He fills his head with culture/ He gives himself an ulcer.

Sunday, June 04, 2006

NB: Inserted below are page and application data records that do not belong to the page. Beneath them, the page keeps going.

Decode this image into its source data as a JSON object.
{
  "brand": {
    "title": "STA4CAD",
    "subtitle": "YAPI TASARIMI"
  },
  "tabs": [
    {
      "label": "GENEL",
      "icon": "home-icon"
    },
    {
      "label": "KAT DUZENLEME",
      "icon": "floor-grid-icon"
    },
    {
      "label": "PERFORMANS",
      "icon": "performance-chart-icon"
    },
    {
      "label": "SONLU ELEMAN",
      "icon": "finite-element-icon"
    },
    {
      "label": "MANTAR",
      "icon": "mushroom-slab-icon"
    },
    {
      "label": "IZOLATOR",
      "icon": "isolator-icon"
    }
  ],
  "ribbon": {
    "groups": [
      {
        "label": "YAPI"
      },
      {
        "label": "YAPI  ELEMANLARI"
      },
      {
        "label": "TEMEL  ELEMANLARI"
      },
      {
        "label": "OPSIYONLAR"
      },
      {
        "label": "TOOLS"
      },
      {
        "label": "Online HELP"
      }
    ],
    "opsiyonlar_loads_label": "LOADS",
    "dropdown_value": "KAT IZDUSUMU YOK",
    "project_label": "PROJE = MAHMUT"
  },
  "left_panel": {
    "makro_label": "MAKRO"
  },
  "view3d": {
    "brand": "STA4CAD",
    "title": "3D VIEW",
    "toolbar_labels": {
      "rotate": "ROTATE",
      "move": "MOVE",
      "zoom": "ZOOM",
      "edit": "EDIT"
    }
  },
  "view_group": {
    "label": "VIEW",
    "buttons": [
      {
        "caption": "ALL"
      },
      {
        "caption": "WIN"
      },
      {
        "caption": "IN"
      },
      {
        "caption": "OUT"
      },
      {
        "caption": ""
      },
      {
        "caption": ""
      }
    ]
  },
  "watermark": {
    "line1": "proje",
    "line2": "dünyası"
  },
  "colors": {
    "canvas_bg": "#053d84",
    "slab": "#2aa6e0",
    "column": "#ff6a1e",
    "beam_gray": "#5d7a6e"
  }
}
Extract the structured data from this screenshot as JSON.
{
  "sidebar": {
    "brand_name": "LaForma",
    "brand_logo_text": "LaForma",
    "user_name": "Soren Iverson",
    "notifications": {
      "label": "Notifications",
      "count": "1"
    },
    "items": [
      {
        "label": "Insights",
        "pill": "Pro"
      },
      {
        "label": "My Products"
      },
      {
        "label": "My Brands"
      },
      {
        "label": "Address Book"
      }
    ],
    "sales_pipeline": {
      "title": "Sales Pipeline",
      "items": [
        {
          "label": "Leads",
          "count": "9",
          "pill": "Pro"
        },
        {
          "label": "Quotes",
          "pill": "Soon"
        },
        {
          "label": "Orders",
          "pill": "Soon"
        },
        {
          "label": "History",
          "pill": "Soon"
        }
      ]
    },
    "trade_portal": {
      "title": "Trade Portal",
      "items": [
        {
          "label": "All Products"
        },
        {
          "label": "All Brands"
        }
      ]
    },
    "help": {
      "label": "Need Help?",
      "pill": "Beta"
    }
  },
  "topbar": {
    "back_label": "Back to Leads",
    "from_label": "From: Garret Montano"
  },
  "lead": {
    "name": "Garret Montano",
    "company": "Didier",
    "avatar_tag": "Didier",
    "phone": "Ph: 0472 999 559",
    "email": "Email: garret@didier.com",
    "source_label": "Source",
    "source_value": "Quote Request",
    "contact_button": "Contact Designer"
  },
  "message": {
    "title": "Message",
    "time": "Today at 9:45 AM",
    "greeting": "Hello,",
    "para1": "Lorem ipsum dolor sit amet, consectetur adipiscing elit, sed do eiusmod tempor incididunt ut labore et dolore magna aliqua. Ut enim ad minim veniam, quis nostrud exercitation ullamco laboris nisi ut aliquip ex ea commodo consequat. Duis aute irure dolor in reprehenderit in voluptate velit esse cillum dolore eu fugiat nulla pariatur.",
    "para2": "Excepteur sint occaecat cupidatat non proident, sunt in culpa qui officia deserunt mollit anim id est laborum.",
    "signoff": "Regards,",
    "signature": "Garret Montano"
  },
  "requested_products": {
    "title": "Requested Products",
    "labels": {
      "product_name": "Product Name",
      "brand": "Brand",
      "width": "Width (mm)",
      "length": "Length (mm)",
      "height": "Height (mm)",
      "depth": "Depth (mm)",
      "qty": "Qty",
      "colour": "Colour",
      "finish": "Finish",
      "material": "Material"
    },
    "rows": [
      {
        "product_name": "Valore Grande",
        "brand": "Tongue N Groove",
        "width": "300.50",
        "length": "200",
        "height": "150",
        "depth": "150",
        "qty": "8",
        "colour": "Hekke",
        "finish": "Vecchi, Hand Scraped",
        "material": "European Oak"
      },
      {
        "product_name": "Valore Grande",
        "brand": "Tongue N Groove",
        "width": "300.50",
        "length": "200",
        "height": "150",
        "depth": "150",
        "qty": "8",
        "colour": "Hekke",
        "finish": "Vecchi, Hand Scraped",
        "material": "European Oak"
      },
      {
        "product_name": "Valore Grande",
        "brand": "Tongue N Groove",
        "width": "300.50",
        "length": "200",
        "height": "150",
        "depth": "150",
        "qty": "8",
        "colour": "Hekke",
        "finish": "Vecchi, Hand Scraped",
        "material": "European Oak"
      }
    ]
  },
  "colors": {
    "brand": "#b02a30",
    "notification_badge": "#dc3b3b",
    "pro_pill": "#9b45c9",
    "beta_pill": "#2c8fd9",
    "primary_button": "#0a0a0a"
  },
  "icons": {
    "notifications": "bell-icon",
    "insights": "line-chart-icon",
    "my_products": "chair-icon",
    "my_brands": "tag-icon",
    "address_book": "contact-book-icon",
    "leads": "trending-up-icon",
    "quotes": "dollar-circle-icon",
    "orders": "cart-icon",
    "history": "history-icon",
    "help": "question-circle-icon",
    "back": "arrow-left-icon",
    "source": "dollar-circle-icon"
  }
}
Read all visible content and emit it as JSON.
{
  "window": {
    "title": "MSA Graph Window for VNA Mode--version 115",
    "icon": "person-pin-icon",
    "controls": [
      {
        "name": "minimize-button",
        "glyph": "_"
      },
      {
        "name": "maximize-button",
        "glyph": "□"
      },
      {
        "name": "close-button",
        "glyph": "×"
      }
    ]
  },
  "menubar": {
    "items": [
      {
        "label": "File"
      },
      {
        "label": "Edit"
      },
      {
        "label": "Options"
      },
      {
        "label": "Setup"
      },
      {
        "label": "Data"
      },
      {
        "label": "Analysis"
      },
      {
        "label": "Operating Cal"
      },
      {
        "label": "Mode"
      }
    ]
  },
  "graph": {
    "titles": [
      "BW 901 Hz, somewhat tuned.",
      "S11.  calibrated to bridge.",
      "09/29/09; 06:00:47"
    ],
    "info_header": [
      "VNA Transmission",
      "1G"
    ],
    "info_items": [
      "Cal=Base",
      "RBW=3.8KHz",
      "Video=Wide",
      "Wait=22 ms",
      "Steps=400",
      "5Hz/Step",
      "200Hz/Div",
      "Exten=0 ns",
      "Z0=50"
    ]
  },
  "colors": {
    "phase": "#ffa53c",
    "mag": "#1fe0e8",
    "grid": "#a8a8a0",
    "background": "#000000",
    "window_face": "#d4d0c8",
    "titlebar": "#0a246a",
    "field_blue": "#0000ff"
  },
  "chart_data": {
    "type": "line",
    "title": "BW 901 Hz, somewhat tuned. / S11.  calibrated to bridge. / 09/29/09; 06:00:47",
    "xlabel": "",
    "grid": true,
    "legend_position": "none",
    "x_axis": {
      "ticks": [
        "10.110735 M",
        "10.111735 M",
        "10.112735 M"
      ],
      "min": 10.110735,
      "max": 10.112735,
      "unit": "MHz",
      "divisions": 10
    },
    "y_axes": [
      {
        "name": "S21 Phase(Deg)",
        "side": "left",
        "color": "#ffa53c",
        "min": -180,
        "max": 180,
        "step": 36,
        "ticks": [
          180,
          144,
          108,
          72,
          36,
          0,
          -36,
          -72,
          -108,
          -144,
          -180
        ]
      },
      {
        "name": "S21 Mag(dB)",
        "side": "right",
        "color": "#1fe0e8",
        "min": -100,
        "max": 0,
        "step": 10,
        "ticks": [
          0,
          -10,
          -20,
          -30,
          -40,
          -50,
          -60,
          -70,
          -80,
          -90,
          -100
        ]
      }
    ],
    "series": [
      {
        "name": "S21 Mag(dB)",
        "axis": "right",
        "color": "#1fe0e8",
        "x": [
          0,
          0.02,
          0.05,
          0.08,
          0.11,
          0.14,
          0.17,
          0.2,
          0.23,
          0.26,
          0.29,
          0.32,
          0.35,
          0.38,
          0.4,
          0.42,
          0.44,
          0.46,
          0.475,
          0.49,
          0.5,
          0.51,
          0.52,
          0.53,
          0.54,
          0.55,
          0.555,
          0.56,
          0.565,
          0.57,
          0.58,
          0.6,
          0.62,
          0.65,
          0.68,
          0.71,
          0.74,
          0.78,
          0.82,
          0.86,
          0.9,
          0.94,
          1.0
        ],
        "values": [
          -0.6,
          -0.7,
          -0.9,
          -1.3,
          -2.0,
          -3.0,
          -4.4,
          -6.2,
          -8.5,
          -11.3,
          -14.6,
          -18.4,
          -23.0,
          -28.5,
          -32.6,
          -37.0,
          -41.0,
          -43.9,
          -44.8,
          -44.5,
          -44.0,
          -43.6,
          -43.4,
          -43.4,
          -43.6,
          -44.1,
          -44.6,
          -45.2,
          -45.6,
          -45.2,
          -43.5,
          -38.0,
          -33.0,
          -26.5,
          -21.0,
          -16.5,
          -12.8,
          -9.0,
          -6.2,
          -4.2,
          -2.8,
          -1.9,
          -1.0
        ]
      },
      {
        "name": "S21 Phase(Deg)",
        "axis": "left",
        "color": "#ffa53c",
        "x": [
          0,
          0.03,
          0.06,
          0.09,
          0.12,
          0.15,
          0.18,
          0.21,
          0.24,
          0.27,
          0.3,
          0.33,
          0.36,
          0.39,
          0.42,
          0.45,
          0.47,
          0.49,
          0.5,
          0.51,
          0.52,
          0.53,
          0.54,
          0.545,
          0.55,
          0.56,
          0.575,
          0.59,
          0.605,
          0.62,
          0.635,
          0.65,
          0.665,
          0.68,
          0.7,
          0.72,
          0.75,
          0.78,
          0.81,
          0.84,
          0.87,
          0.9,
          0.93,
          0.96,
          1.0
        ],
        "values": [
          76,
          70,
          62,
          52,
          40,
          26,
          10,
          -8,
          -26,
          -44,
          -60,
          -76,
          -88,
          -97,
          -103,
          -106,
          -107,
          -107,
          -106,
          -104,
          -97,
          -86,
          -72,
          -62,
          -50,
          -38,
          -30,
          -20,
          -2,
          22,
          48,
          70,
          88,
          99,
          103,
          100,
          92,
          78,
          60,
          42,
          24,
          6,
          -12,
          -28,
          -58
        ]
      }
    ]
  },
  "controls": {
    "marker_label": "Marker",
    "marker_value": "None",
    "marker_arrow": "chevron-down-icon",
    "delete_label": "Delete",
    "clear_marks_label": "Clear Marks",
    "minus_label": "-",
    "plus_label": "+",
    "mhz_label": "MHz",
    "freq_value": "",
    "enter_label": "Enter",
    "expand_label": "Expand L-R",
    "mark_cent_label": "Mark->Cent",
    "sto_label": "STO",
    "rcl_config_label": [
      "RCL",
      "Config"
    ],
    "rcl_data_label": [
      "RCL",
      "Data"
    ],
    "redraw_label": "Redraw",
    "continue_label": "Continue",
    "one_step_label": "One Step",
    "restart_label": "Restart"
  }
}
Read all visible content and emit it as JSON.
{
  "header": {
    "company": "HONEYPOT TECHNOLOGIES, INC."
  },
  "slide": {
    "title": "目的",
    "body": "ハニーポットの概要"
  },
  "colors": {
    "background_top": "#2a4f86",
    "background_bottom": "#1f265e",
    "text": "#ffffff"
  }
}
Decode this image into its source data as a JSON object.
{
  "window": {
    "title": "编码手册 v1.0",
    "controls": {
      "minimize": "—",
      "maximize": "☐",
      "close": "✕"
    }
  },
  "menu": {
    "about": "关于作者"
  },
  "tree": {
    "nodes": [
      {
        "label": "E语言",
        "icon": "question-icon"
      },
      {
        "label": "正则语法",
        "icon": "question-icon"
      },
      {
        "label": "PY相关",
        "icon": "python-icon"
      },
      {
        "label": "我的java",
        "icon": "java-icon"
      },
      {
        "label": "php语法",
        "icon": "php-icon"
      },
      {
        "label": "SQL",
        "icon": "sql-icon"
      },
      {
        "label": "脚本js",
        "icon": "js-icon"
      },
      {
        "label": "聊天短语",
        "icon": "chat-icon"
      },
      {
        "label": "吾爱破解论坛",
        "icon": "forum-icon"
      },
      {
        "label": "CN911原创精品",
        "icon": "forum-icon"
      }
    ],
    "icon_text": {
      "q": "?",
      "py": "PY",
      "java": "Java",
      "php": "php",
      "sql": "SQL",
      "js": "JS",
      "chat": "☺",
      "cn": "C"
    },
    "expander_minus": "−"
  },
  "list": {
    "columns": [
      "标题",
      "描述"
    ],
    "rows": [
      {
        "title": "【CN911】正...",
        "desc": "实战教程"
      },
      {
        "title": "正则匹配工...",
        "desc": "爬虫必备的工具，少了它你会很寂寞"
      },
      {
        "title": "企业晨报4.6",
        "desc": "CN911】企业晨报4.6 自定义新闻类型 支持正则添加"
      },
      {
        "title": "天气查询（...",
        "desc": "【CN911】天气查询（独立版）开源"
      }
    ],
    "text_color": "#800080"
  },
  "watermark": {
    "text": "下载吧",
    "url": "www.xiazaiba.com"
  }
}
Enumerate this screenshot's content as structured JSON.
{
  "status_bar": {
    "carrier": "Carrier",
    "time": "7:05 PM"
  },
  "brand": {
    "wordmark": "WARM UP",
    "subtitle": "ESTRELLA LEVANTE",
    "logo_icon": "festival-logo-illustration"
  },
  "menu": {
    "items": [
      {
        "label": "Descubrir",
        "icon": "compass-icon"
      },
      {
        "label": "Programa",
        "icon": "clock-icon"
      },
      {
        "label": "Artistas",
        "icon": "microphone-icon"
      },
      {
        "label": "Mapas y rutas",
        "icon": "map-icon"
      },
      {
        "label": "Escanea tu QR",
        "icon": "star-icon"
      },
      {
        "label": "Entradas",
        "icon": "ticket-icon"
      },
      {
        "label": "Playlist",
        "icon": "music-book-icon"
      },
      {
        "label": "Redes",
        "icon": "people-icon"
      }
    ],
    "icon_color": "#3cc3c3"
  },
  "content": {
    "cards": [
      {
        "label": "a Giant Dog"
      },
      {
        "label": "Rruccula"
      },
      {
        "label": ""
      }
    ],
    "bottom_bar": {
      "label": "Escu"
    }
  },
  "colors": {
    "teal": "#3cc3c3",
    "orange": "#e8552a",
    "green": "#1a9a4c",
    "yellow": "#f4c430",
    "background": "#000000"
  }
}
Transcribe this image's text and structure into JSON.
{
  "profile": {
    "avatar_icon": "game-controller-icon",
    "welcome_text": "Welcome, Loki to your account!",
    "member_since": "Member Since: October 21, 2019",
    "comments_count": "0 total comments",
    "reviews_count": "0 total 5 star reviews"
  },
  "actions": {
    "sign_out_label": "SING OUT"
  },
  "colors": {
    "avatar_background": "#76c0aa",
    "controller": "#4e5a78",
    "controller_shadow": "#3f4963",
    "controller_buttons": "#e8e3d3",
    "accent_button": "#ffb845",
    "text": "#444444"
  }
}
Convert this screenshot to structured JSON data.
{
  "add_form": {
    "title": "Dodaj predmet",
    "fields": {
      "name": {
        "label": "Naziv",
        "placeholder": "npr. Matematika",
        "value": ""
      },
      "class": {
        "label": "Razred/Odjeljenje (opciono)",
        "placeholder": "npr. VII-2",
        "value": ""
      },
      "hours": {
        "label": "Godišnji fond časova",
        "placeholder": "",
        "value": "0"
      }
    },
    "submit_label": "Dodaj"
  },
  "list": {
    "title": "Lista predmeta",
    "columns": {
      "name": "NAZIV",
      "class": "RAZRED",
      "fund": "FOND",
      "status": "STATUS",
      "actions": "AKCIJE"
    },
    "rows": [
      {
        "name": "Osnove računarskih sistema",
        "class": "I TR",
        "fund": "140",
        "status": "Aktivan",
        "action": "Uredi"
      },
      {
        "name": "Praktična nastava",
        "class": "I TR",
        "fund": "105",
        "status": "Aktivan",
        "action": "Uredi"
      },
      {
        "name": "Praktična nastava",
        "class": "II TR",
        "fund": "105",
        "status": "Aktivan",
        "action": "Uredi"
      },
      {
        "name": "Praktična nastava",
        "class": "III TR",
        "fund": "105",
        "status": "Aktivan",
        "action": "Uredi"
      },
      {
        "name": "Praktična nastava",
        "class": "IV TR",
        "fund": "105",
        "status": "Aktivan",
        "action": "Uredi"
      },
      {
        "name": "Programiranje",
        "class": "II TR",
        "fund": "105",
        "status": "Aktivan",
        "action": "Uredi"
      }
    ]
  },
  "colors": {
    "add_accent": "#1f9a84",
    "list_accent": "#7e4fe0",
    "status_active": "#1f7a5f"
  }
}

The Story of Qui Ju (Zhang Yimou, 1992)--Gong Li as a grimy, stoic, overtly pregnant peasant, bundled up against the northern Chinese winter, suffers about as drastic a loss of sexiness as did Cameron Diaz in Being John Malkovich. But no matter; 2046 was a boring movie despite her being all dolled up, and contrariwise she here plays a highly sympathetic character despite her lack of glamour. There's a wry humor in her humble but dogged ascent up the bureaucratic ladder, seeking redress for a mild, indeed comical, injustice suffered by her husband at the hands of the village chief. As in the director's later Not One Less, the character's quest leads her from the sticks to the big city, giving Yimou occasion to compare old and new China, generally to the disadvantage of the latter. The stinger of an ending reinforces this view; the impartial machinery of justice ends up disrupting the web of personal relationships necessary for survival in a small village. The style of the movie is appropriately modest for its social-realist theme, abstaining from the high-flown cinematography and symbolism of Yimou's earlier tragedies and later martial-arts epics. Oh, and the wide-bottomed westerner you see in the Xi'an street scene was a friend of my coworker's, who taught English there. A-